The IMF statement said “Switzerland and other countries” had pledged $26 billion of increased funding while Poland had agreed to provide $8 billion.

“This brings to about $320 billion the commitments received so far. I am, (of) course, very encouraged by this strong demonstration of support for the Fund, and I look forward to further commitments from our broader membership.”

In a Frankfurt Allgemeine Zeitung interview published this week, Lagarde revealed that the International Monetary Fund is seeking some $400 billion for expanding its crisis intervention “firepower.”

That was sharply lower than the original target of $500 billion. Last week Lagarde said the Fund was lowering its target, citing a slight easing of financial tensions, both globally and in the eurozone.
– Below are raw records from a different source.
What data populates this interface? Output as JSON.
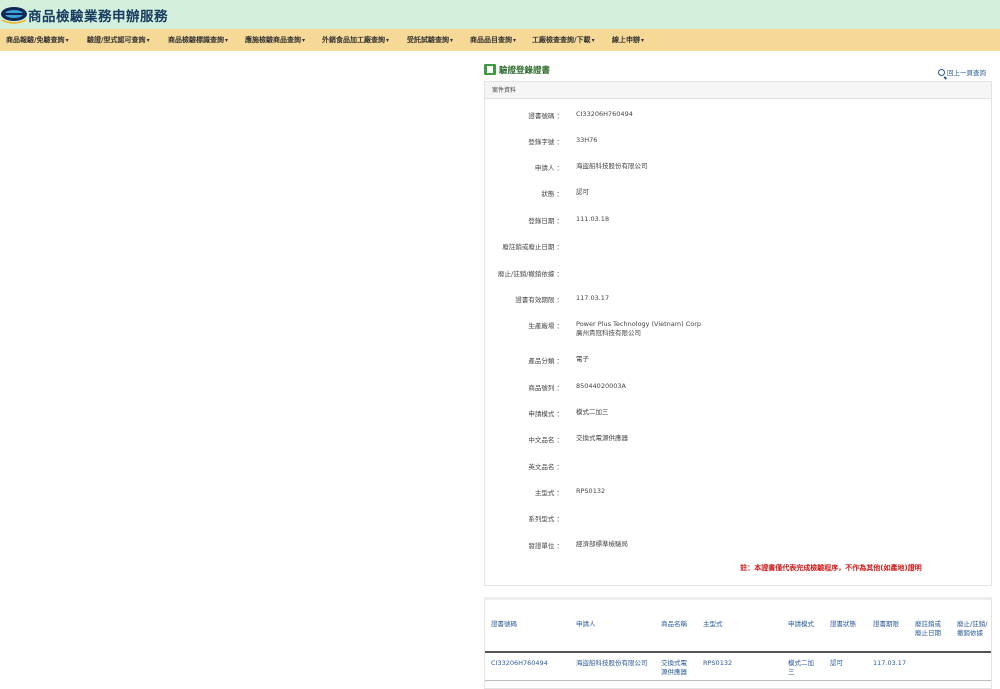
{
  "site": {
    "title": "商品檢驗業務申辦服務"
  },
  "nav": [
    {
      "label": "商品報驗/免驗查詢",
      "caret": "▾"
    },
    {
      "label": "驗證/型式認可查詢",
      "caret": "▾"
    },
    {
      "label": "商品檢驗標識查詢",
      "caret": "▾"
    },
    {
      "label": "應施檢驗商品查詢",
      "caret": "▾"
    },
    {
      "label": "外銷食品加工廠查詢",
      "caret": "▾"
    },
    {
      "label": "受託試驗查詢",
      "caret": "▾"
    },
    {
      "label": "商品品目查詢",
      "caret": "▾"
    },
    {
      "label": "工廠檢查查詢/下載",
      "caret": "▾"
    },
    {
      "label": "線上申辦",
      "caret": "▾"
    }
  ],
  "page": {
    "title": "驗證登錄證書",
    "back_label": "回上一頁查詢"
  },
  "case": {
    "header": "案件資料",
    "fields": [
      {
        "label": "證書號碼 ：",
        "value": "CI33206H760494"
      },
      {
        "label": "登錄字號 ：",
        "value": "33H76"
      },
      {
        "label": "申請人 ：",
        "value": "海盜船科技股份有限公司"
      },
      {
        "label": "狀態 ：",
        "value": "認可"
      },
      {
        "label": "登錄日期 ：",
        "value": "111.03.18"
      },
      {
        "label": "廢註銷或廢止日期 ：",
        "value": ""
      },
      {
        "label": "廢止/註銷/撤銷依據 ：",
        "value": ""
      },
      {
        "label": "證書有效期限 ：",
        "value": "117.03.17"
      },
      {
        "label": "生產廠場 ：",
        "value": "Power Plus Technology (Vietnam) Corp",
        "value2": "廣州貴冠科技有限公司"
      },
      {
        "label": "產品分類 ：",
        "value": "電子"
      },
      {
        "label": "商品號列 ：",
        "value": "85044020003A"
      },
      {
        "label": "申請模式 ：",
        "value": "模式二加三"
      },
      {
        "label": "中文品名 ：",
        "value": "交換式電源供應器"
      },
      {
        "label": "英文品名 ：",
        "value": ""
      },
      {
        "label": "主型式 ：",
        "value": "RPS0132"
      },
      {
        "label": "系列型式 ：",
        "value": ""
      },
      {
        "label": "發證單位 ：",
        "value": "經濟部標準檢驗局"
      }
    ],
    "notice": "註：本證書僅代表完成檢驗程序，不作為其他(如產地)證明"
  },
  "table": {
    "headers": [
      "證書號碼",
      "申請人",
      "商品名稱",
      "主型式",
      "申請模式",
      "證書狀態",
      "證書期限",
      "廢註銷或廢止日期",
      "廢止/註銷/撤銷依據"
    ],
    "row": [
      "CI33206H760494",
      "海盜船科技股份有限公司",
      "交換式電源供應器",
      "RPS0132",
      "模式二加三",
      "認可",
      "117.03.17",
      "",
      ""
    ]
  }
}
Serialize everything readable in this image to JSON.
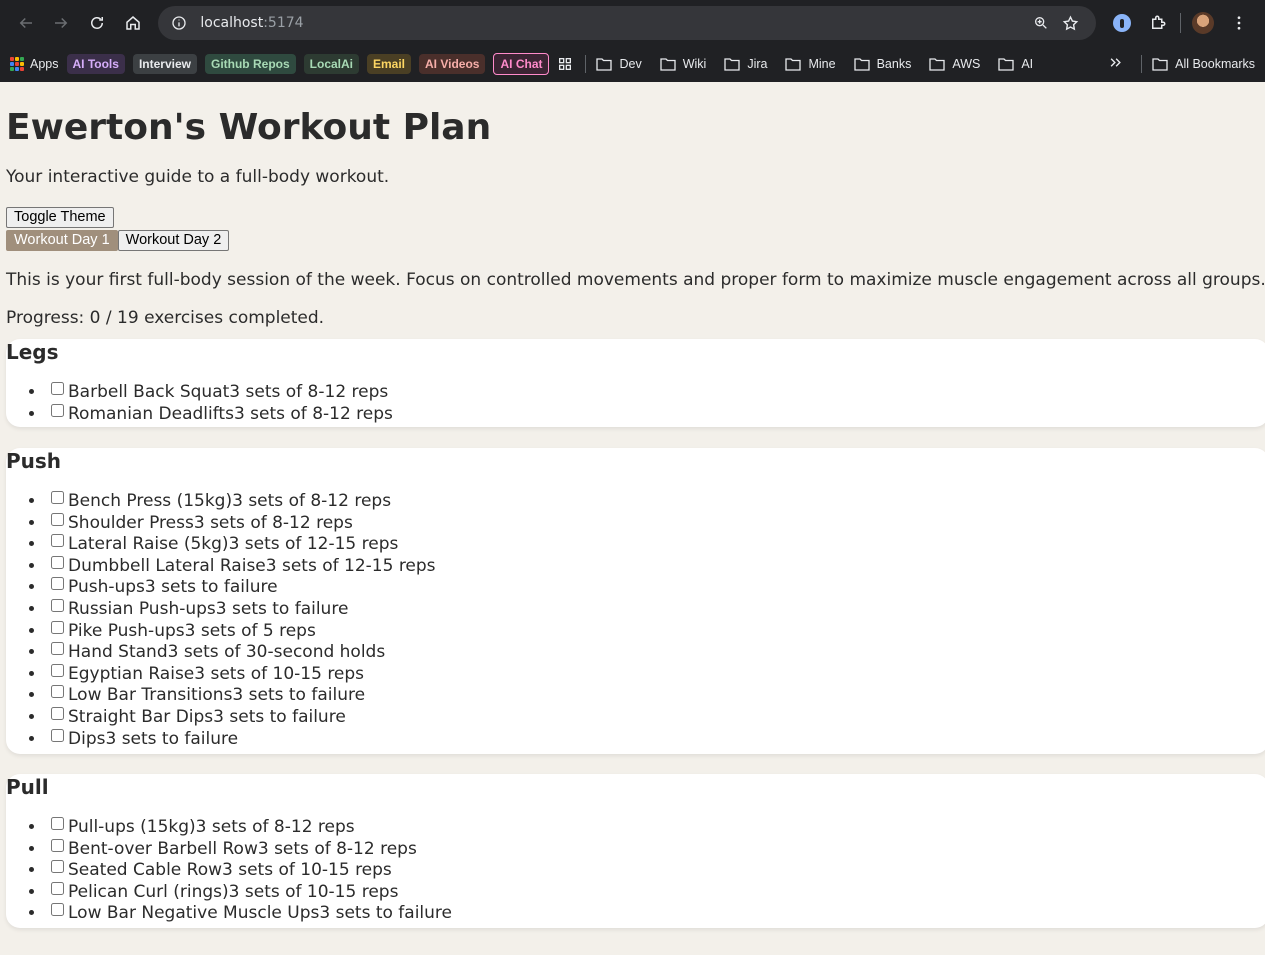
{
  "browser": {
    "url_host": "localhost",
    "url_port": ":5174",
    "bookmarks_pills": [
      {
        "label": "Apps",
        "color": "#e8eaed",
        "bg": "transparent"
      },
      {
        "label": "AI Tools",
        "color": "#d7aefb",
        "bg": "#3b2f4a"
      },
      {
        "label": "Interview",
        "color": "#e8eaed",
        "bg": "#3c4043"
      },
      {
        "label": "Github Repos",
        "color": "#a8dab5",
        "bg": "#2f4a3f"
      },
      {
        "label": "LocalAi",
        "color": "#a8dab5",
        "bg": "#2d3b32"
      },
      {
        "label": "Email",
        "color": "#fdd663",
        "bg": "#4a3f24"
      },
      {
        "label": "AI Videos",
        "color": "#f6aea9",
        "bg": "#4a2f2b"
      },
      {
        "label": "AI Chat",
        "color": "#ff8bcb",
        "bg": "#3a2433"
      }
    ],
    "bookmark_folders": [
      "Dev",
      "Wiki",
      "Jira",
      "Mine",
      "Banks",
      "AWS",
      "AI"
    ],
    "all_bookmarks": "All Bookmarks"
  },
  "page": {
    "title": "Ewerton's Workout Plan",
    "subtitle": "Your interactive guide to a full-body workout.",
    "toggle_theme": "Toggle Theme",
    "tabs": [
      "Workout Day 1",
      "Workout Day 2"
    ],
    "active_tab": "Workout Day 1",
    "accent_color": "#a08f7c",
    "description": "This is your first full-body session of the week. Focus on controlled movements and proper form to maximize muscle engagement across all groups.",
    "progress": "Progress: 0 / 19 exercises completed."
  },
  "groups": [
    {
      "name": "Legs",
      "exercises": [
        {
          "name": "Barbell Back Squat",
          "detail": "3 sets of 8-12 reps",
          "checked": false
        },
        {
          "name": "Romanian Deadlifts",
          "detail": "3 sets of 8-12 reps",
          "checked": false
        }
      ]
    },
    {
      "name": "Push",
      "exercises": [
        {
          "name": "Bench Press (15kg)",
          "detail": "3 sets of 8-12 reps",
          "checked": false
        },
        {
          "name": "Shoulder Press",
          "detail": "3 sets of 8-12 reps",
          "checked": false
        },
        {
          "name": "Lateral Raise (5kg)",
          "detail": "3 sets of 12-15 reps",
          "checked": false
        },
        {
          "name": "Dumbbell Lateral Raise",
          "detail": "3 sets of 12-15 reps",
          "checked": false
        },
        {
          "name": "Push-ups",
          "detail": "3 sets to failure",
          "checked": false
        },
        {
          "name": "Russian Push-ups",
          "detail": "3 sets to failure",
          "checked": false
        },
        {
          "name": "Pike Push-ups",
          "detail": "3 sets of 5 reps",
          "checked": false
        },
        {
          "name": "Hand Stand",
          "detail": "3 sets of 30-second holds",
          "checked": false
        },
        {
          "name": "Egyptian Raise",
          "detail": "3 sets of 10-15 reps",
          "checked": false
        },
        {
          "name": "Low Bar Transitions",
          "detail": "3 sets to failure",
          "checked": false
        },
        {
          "name": "Straight Bar Dips",
          "detail": "3 sets to failure",
          "checked": false
        },
        {
          "name": "Dips",
          "detail": "3 sets to failure",
          "checked": false
        }
      ]
    },
    {
      "name": "Pull",
      "exercises": [
        {
          "name": "Pull-ups (15kg)",
          "detail": "3 sets of 8-12 reps",
          "checked": false
        },
        {
          "name": "Bent-over Barbell Row",
          "detail": "3 sets of 8-12 reps",
          "checked": false
        },
        {
          "name": "Seated Cable Row",
          "detail": "3 sets of 10-15 reps",
          "checked": false
        },
        {
          "name": "Pelican Curl (rings)",
          "detail": "3 sets of 10-15 reps",
          "checked": false
        },
        {
          "name": "Low Bar Negative Muscle Ups",
          "detail": "3 sets to failure",
          "checked": false
        }
      ]
    }
  ]
}
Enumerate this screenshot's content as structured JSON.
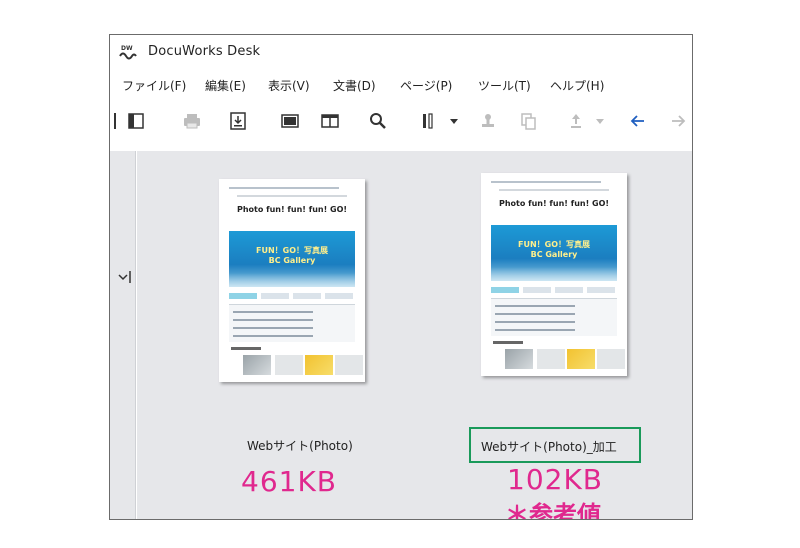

The pledges from Switzerland are in addition to previous pledges for increased contributions from the Euro Area of €150 billion (about US$200 billion); Japan of US$60 billion; Sweden of at least US$10 billion; Norway of SDR 6 billion (about US$9.3 billion); Poland of €6.27 billion (about US$8 billion); and Denmark’s Nationalbank of €5.3 billion (about US$7.0 billion), and Japan, which pledged $60 billion.


IMF Head Christine Lagarde Visits Nigeria, Praises President Jonanthan’s Economic Plan

Christine Lagarde visits Nigeria

President Goodluck Jonathan said Monday in Abuja that his Administration remains totally committed to engineering a positive transformation of the Nigerian economy that will ensure that the country becomes a much bigger player in the global economy as envisioned in its Vision 20:2020.

Speaking at a meeting with the Managing Director of the International Monetary Fund (IMF), Ms. Christine Lagarde, President Jonathan said that the team established to oversee the implementation of the administration’s economic agenda will receive all the political support it requires to ensure that the objective of significantly improving the national economy is attained.

“We are totally committed to changing things in Nigeria. Our vision is that by the year 2020, Nigeria will have become a much bigger player in the global economy.

We have established a good team and we will give them the full political backing they need to succeed,” the President said.

Noting that Nigerians had become wary and skeptical of dealings with the IMF in the aftermath of the Structural Adjustment Programme (SAP), President Jonathan said that he believed that the IMF was now a changed institution which could contribute positively to the economies of Nigeria and other developing nations.

“I believe the present IMF is different. Our emphasis is on poverty alleviation and job creation. We are also looking at ways of improving education and health-care delivery.

I believe we can work together constructively,” he said.

Reviewing international developments with Ms. Lagarde, President Jonathan said that he believed that the IMF had a key role to play in resolving the ongoing crises in the global economy, noting that events in the developed economies were bound to affect developing countries.

Ms. Lagarde commended President Jonathan’s Agenda for National Transformation and the actions being taken by his Administration to ensure its effective implementation.

She informed the President that the feedback she had received from the IMF team which recently undertook a review of the Federal Government’s economic programme was “very positive”.

The IMF Managing Director said that the IMF team had been very impressed with the Government’s prioritization of job creation, agriculture, power supply, education and health-care.

Ms. Lagarde said that the team was also impressed with the Jonathan Administration’s fiscal and monetary policies as well as the reformation of the banking and financial services sector, and the establishment of a Sovereign Wealth Fund.

She advised, however, that the Government should take further steps to protect Nigeria from the adverse effects of the crises in the global economy.